As you may know we used Baby Led Weaning for Ben, partly to avoid the difficulty stage of coaxing a baby to eat lumps for the first time, partly to avoid me spending nights steaming, pureeing and freezing food and partly to ensure that he grew up tasting real food. Before I heard of BLW I planned to make my own puree’s the little jars looked scarily alike – baby risotto was identical looking to baby carrot puree etc… and I wanted to know what was going into my son.
BLW was great for us – we gave Ben the broadly the same food as us (we made some adjustments like making homemade stock to avoid oversalting our son) and as soon as he could make his opinions known he let us know that whatever was good enough for us to eat was good enough for him (adios chocolate covered digestives and crisps). He has a very sophisticated palatte for a toddler in my opinion, today’s lunch was a healthy mini turkey muffin (an adapted weightwatcher recipe of turkey mince, cous cous, spring onions and sage wrapped in parma ham and baked) with tomato’s and celery (and salad and ryvitas for my Mum and I).

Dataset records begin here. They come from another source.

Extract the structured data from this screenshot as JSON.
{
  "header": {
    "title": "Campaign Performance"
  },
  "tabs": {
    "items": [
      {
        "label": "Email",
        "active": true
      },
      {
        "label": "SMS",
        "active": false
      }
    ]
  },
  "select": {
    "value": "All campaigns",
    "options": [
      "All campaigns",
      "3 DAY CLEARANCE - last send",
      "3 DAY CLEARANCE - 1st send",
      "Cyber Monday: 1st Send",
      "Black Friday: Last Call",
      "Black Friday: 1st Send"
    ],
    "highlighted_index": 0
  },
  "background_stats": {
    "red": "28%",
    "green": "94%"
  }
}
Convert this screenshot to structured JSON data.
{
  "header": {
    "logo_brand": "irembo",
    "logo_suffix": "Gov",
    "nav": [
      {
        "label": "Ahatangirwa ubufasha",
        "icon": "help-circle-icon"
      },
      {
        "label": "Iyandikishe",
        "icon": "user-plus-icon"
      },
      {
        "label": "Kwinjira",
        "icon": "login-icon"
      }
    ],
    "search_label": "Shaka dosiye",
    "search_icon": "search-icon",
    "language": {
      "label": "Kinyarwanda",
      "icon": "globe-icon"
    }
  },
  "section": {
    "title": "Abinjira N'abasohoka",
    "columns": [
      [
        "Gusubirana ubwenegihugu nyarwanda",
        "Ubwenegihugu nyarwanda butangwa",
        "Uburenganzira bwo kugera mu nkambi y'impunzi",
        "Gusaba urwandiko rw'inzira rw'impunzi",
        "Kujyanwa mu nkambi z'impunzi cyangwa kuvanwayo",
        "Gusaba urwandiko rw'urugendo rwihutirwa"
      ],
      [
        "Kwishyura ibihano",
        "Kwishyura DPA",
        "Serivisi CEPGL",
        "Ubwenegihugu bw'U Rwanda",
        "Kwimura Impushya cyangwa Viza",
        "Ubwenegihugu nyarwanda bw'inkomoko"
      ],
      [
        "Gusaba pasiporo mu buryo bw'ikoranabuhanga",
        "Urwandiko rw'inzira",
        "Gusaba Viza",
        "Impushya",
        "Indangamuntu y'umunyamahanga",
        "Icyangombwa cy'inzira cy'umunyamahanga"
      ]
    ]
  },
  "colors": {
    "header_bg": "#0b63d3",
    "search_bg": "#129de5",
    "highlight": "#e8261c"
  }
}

As I was paranoid about giving a toddler partially cooked turkey I made him wait longer than he wanted, to calm his raging hunger I offered him a ryvita topped with low fat hummous. The strange side effect of him not having a dividing line between his food and adult food is a taste for diet snacks. My Mum laughed at the delighted yum noises from Ben’s little table and said that the other week when Ben had been around her house he helped them demolish a whole tub of hummous with some falafels.
My son loves tiramisu, falafel, hummous, onion bargee, poppadums and chutney, ryvita’s, chinese panake rolls, chinese fried rice, guacamole, sesame prawn toast, prawn crackers and generally the food that when we were little was considered to be too highly flavoured for a young child. He also tucks into his fruit and veg with more enthusiasm than I can muster.
Now obviously I can’t put this all down to BLW, when I was a child nobody had heard of falafel or hummous, and other than an indian or chinese take-away spag bol was as exotic as we got. Today children are exposed to tastes from all over the world; I remember treating new and foreign foods with fear and caution as an older child something that Ben has never done and hopefully Ciaran won’t do either. I do believe though that steering away from ‘children’s food’ with hidden vegetables and a bland comforting taste has set him up for life to enjoy properly flavoured food and hopefully to avoid the new food phobia that many of us had to conquer as we grew up (my better half for example refused to order fajita’s the first time he went to TGI Friday’s, they sounded too foreign for him, he now loves trying new food but it took a while to get used to taking a risk with new flavours).
The only downside of all this is that Ben has to feed himself without any interferance (the minute you ask if he likes something he’ll decide its “yuk” and leave the table) and the hoover see’s incredible amounts of action, on reflection mince and cous cous balls were bound to be a messy meal but I think it is worth it to know that my boy has varied and healthy tastes.
PS. My take on the muffins (mini pork muffins from the Weightwatchers winter warmers book) is that they are great and easy to make, but I am glad I didn’t add any extra salt, the stock cube and parma ham were salty enough for my tastes.